The QAnon Situation at Dealey Plaza Gets Worse: They're Singing

The QAnoners who are still hanging out at Dealey Plaza try to entice John F. Kennedy Jr. out from his hidey hole by singing (shiver) "We Are the World."
screenshot from Instagram
The QAnoners who are still hanging out at Dealey Plaza try to entice John F. Kennedy Jr. out from his hidey hole by singing (shiver) "We Are the World."
QAnoners are still gathering at Dallas' Dealey Plaza, hanging on to their last strand of hope and trying to move hearts and minds through song. The only thing they've been able to mine so far is laughs.

Let us backtrack first, in case you missed it: A crowd of conspiracy lovers gathered at the AT&T Discovery Plaza in early November and eventually made their way downtown to Dealey Plaza. The group had gathered because of a rumor that John F. Kennedy Jr., the son of JFK who died in 1999 in a plane crash, would make an appearance at the site.

Apparently, this cameo would accomplish two things: It would prove all those paranoiacs were right all along about JFK Jr.'s death being faked and, most important, he would be making the announcement that former President Donald Trump had actually won the election.
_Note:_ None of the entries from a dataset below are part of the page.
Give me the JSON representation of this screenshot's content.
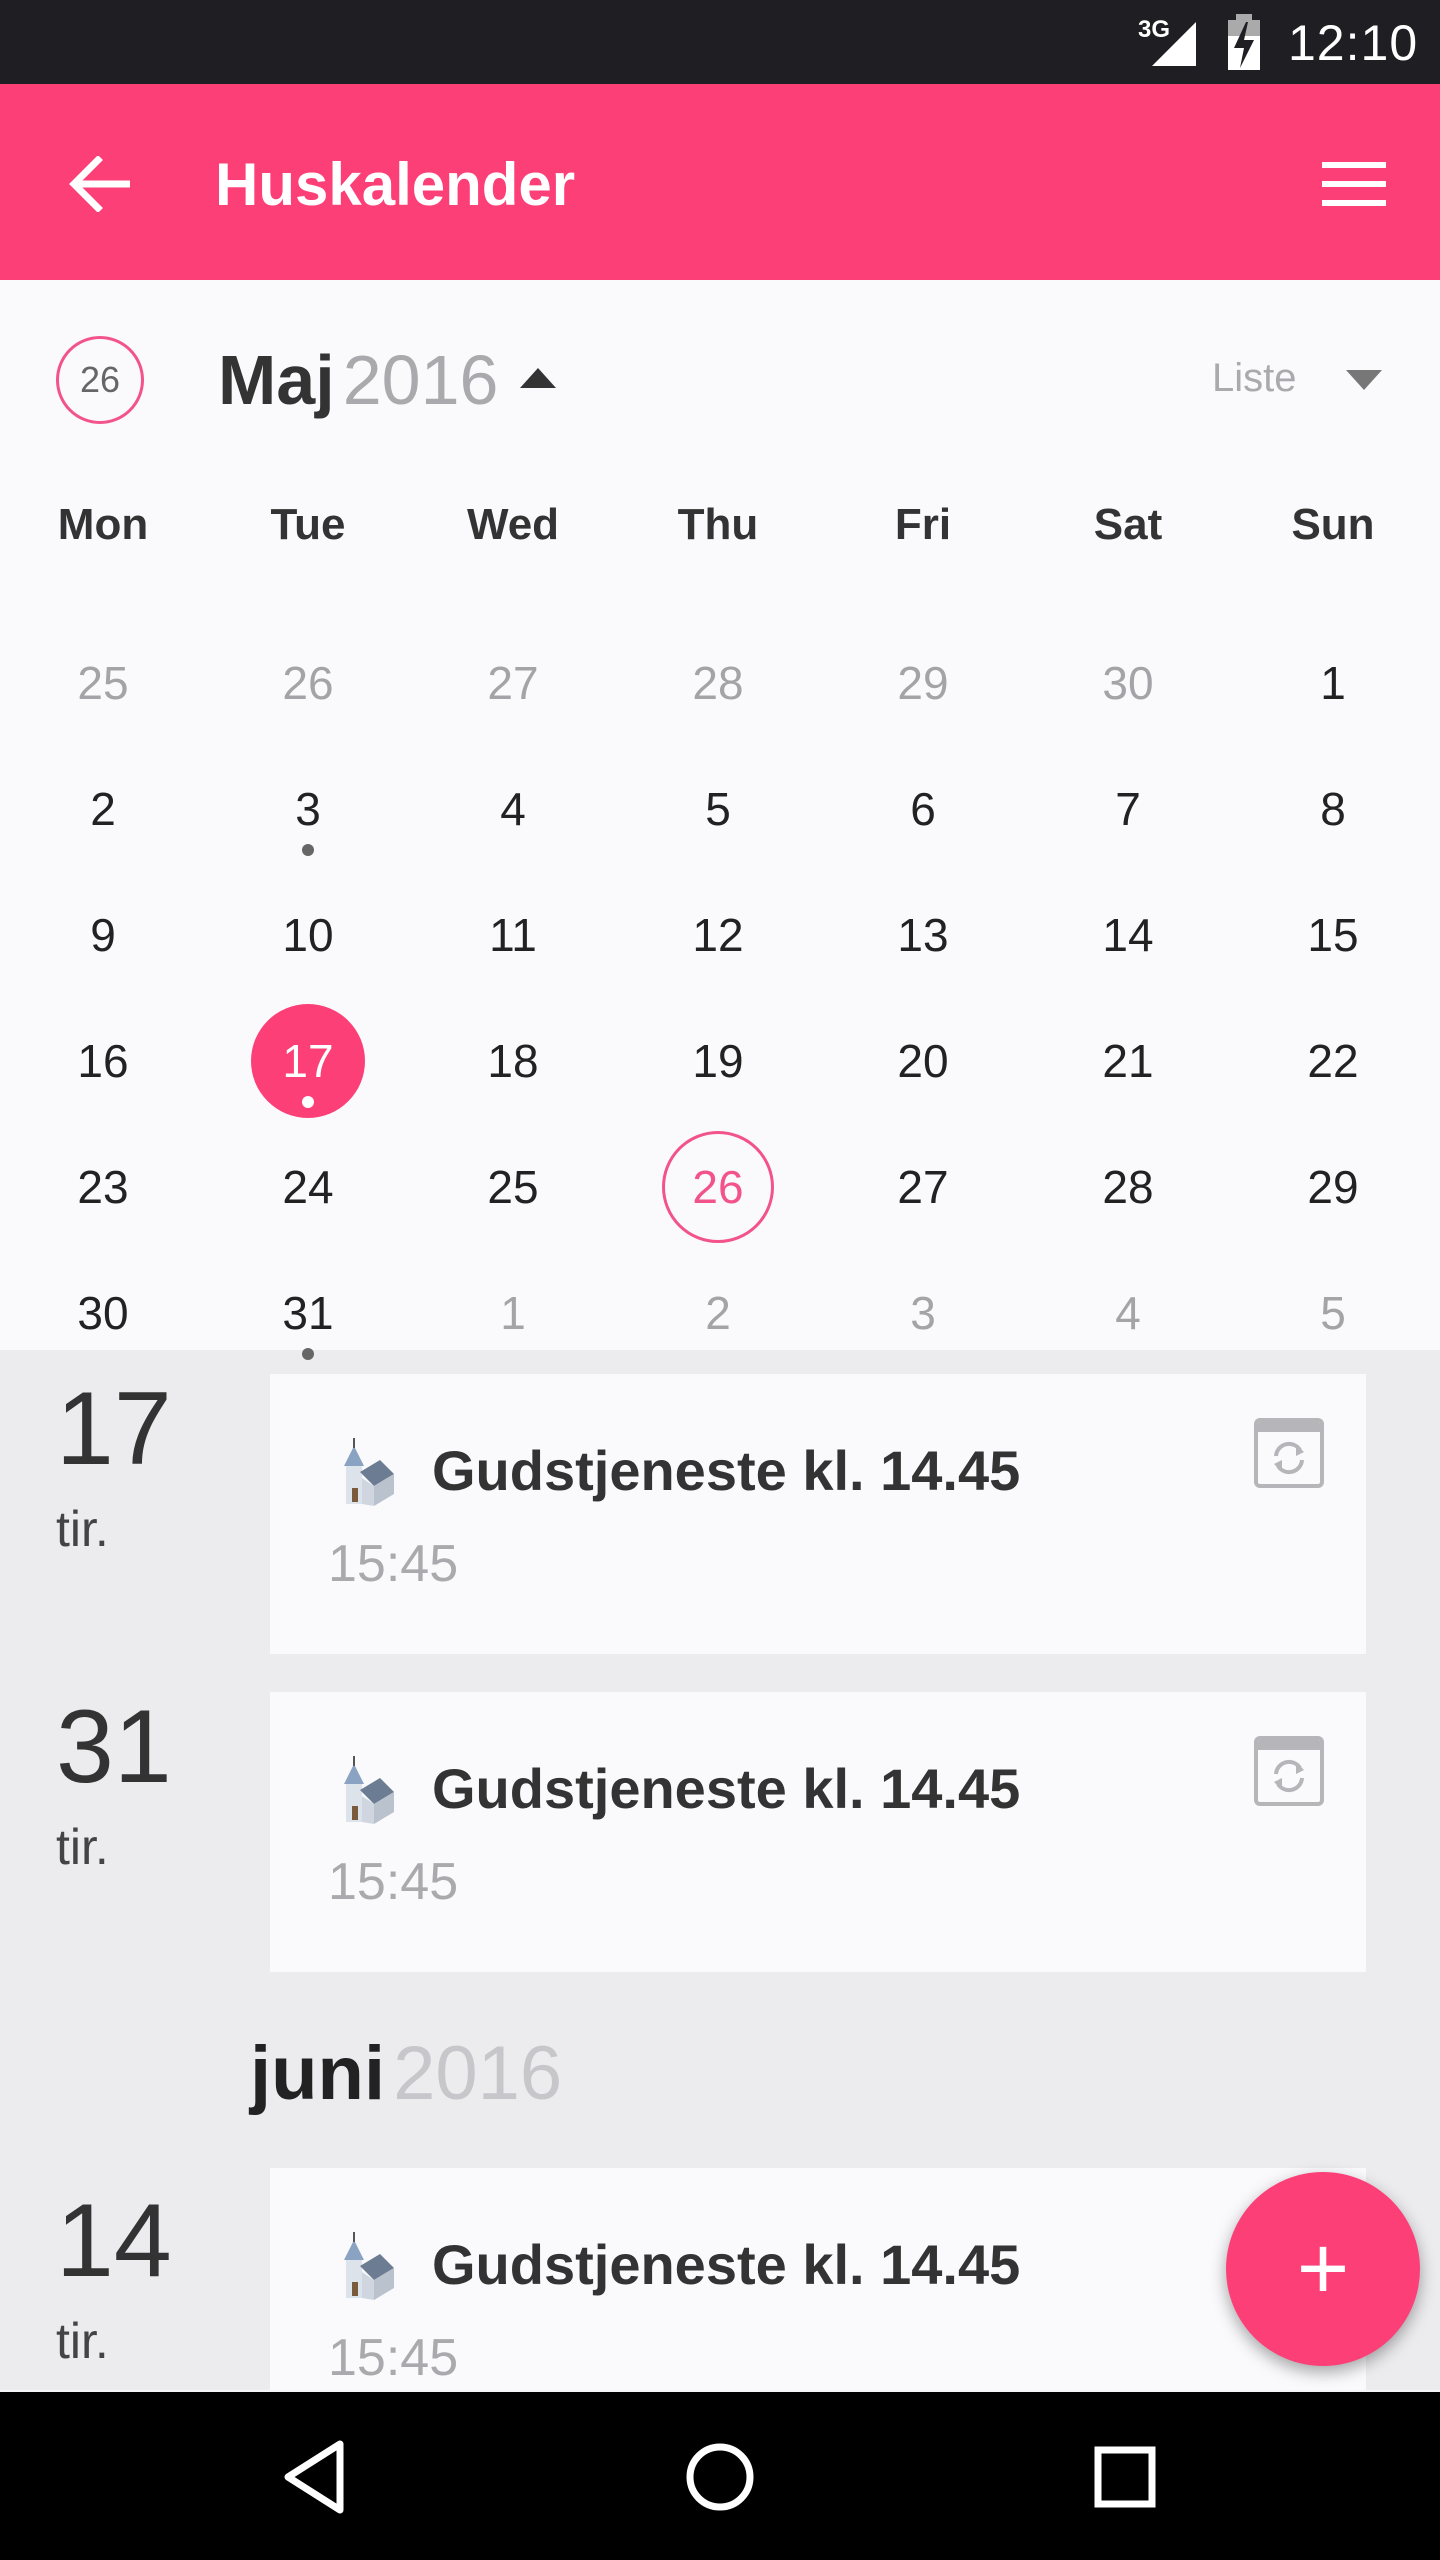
{
  "status_bar": {
    "network": "3G",
    "time": "12:10"
  },
  "app_bar": {
    "title": "Huskalender"
  },
  "calendar": {
    "today_badge": "26",
    "month": "Maj",
    "year": "2016",
    "view_selector": "Liste",
    "weekdays": [
      "Mon",
      "Tue",
      "Wed",
      "Thu",
      "Fri",
      "Sat",
      "Sun"
    ],
    "weeks": [
      [
        "25",
        "26",
        "27",
        "28",
        "29",
        "30",
        "1"
      ],
      [
        "2",
        "3",
        "4",
        "5",
        "6",
        "7",
        "8"
      ],
      [
        "9",
        "10",
        "11",
        "12",
        "13",
        "14",
        "15"
      ],
      [
        "16",
        "17",
        "18",
        "19",
        "20",
        "21",
        "22"
      ],
      [
        "23",
        "24",
        "25",
        "26",
        "27",
        "28",
        "29"
      ],
      [
        "30",
        "31",
        "1",
        "2",
        "3",
        "4",
        "5"
      ]
    ]
  },
  "events": [
    {
      "day": "17",
      "weekday": "tir.",
      "title": "Gudstjeneste kl. 14.45",
      "time": "15:45"
    },
    {
      "day": "31",
      "weekday": "tir.",
      "title": "Gudstjeneste kl. 14.45",
      "time": "15:45"
    },
    {
      "day": "14",
      "weekday": "tir.",
      "title": "Gudstjeneste kl. 14.45",
      "time": "15:45"
    }
  ],
  "next_month": {
    "month": "juni",
    "year": "2016"
  },
  "fab": {
    "label": "+"
  },
  "colors": {
    "accent": "#fd3f78",
    "status_bar": "#1f1f23",
    "nav_bar": "#000000"
  }
}
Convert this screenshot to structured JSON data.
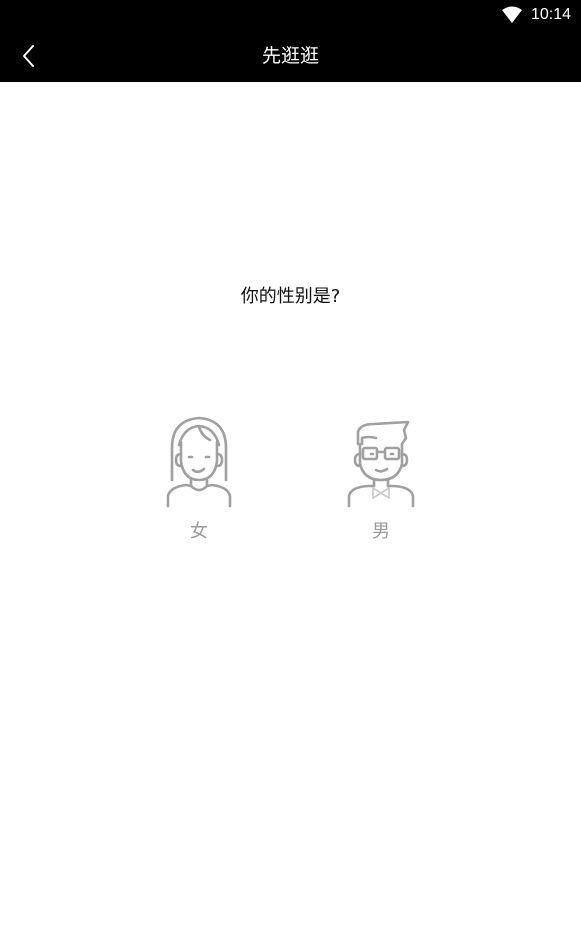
{
  "status_bar": {
    "time": "10:14",
    "icons": [
      "wifi-icon"
    ]
  },
  "header": {
    "back_icon": "chevron-left-icon",
    "title": "先逛逛"
  },
  "main": {
    "question": "你的性别是?",
    "options": [
      {
        "label": "女",
        "icon": "female-avatar-icon"
      },
      {
        "label": "男",
        "icon": "male-avatar-icon"
      }
    ]
  },
  "colors": {
    "bar_background": "#000000",
    "icon_gray": "#a0a0a0",
    "label_gray": "#9a9a9a"
  }
}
It's been almost 30 days, and some QAnoners are still there convinced that the truth will come out and all those disappointed friends and family will come back into their lives. And in case even part of you is wondering, no, JFK Jr. has not risen from his grave or appeared at the gathering.

If this were any other group, they'd pack up their lawn furniture, take off their funny patriotic hats and go home. That doesn't happen when you're supporting QAnon, though. You're either in all the way or you're one of "them." You roll up a sleeve, cinch a belt over your bicep and stick the needle from a Kool-Aid drip bag into the first bulging vein you see.

Still not convinced? There's a video that should do the job.

When you hear a group singing the '80s peace anthem "We Are the World," you know that desperation is hanging in the air. The situation is even more dire if they are holding candles while they sing it. It's pop culture Morse code for "SOS."
It's easy to make fun of this group and their strange certainties about how the world really works. This moment isn't any different, but there's a twinge of sadness that hangs over as they cement their heels into an obvious hoax just because people are telling them that it's a hoax.

Also, the pitchiness.

If there's one thing we can take away from this cringe moment is that it makes us miss the days of Gal Gadot and her rich friends singing "Imagine."